Edges and restraining: If curved, the edges of any paver edifice will require cutting. Many people use the “guillotine” method of pressing two sharp edges manually, thus cleaving the brick. I have seen projects done this way which worked well. Nevertheless, I always advocate cutting all pavers with a brick saw, using a diamond blade and water, thus getting a crystal clean cut at exactly the edge one desires. It just looks more professional, to me. Once in place, I restrain my bricks with either plastic or aluminum edging, complete with holes for knocking down some nice 8-10″ spikes and holding it tightly in place. The edges of all component structures are always the weak point, but with edge restraints, one can withstand tires and accidents alot better.
Grouting with sand: This implies spreading a layer of sand over the entire paver area, then sweeping and watering the sand into place inside the cracks of the pavers themselves. One also cleans when finishing with water. I like to compact the pavers one final time with a thin coat of sand over the bricks. The sand “lubricates” the passage of the compactor and the compaction process shakes the sand into those cracks. Then is when I typically wash, finishing the grout process and the project itself.
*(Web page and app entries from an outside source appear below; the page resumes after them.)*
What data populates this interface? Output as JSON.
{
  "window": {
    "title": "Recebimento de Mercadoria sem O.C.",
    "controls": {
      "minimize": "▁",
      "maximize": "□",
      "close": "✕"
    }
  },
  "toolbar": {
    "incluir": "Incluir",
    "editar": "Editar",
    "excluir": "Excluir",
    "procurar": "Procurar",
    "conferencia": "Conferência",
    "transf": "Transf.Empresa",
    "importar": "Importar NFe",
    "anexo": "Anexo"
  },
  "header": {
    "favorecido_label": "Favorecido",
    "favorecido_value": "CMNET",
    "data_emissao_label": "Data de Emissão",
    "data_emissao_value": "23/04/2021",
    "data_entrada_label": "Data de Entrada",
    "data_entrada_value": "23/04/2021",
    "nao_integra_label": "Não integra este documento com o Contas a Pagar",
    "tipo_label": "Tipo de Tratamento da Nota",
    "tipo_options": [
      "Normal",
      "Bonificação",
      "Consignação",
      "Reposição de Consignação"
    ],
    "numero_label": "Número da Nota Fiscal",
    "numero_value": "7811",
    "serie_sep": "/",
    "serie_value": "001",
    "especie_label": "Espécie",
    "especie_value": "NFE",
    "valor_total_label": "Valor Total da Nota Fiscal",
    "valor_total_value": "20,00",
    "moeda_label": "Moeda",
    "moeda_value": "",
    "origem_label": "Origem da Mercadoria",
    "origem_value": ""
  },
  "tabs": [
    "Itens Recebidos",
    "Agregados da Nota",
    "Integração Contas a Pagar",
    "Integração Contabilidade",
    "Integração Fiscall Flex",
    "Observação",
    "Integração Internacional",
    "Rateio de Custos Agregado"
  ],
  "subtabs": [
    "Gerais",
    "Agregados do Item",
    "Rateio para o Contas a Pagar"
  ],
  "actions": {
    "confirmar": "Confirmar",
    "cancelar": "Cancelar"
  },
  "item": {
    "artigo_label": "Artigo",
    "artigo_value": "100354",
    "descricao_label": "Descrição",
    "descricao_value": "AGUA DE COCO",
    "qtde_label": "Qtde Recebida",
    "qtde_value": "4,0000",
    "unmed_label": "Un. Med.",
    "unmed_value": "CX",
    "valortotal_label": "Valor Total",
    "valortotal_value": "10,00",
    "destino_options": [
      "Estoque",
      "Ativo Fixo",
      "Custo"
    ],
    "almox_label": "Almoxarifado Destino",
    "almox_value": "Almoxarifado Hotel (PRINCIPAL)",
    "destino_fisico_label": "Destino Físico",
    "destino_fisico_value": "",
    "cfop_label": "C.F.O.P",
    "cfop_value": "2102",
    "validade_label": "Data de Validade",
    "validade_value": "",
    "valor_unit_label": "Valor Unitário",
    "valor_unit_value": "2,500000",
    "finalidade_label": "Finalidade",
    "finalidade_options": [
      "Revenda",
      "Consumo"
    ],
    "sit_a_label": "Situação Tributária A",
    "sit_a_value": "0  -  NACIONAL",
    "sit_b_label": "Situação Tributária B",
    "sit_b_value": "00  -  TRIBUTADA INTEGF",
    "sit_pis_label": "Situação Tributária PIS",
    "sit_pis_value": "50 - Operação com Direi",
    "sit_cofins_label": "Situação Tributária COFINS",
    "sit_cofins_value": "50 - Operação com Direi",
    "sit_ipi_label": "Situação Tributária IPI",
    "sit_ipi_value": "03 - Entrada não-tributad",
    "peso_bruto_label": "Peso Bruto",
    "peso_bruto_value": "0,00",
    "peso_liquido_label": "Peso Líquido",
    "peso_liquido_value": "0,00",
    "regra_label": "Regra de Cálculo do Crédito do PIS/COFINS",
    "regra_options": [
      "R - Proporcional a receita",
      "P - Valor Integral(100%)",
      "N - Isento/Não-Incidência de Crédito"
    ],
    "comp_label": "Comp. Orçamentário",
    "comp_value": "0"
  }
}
Essentially, that’s it. One can expect a lifetime’s worth of satisfaction from this stuff. Indeed, one may well expect generations to enjoy the fruits of this labor. Modern bricks are replacing city streets in many cities, especially those who experience rain problems, like Seattle, Portland or Vancouver, B.C. They add wonderfully to the resale value of a home, even aside from looking as good as anything out there can look. I will deal with the more artistic values of brick pavers elsewhere, but the color combinations, laying patterns and bricks themselves are mind boggling in their diversity and possibilities. They are a huge step forward in landscape technology and offer yet another wondrous and durable possibility for outdoor pleasure.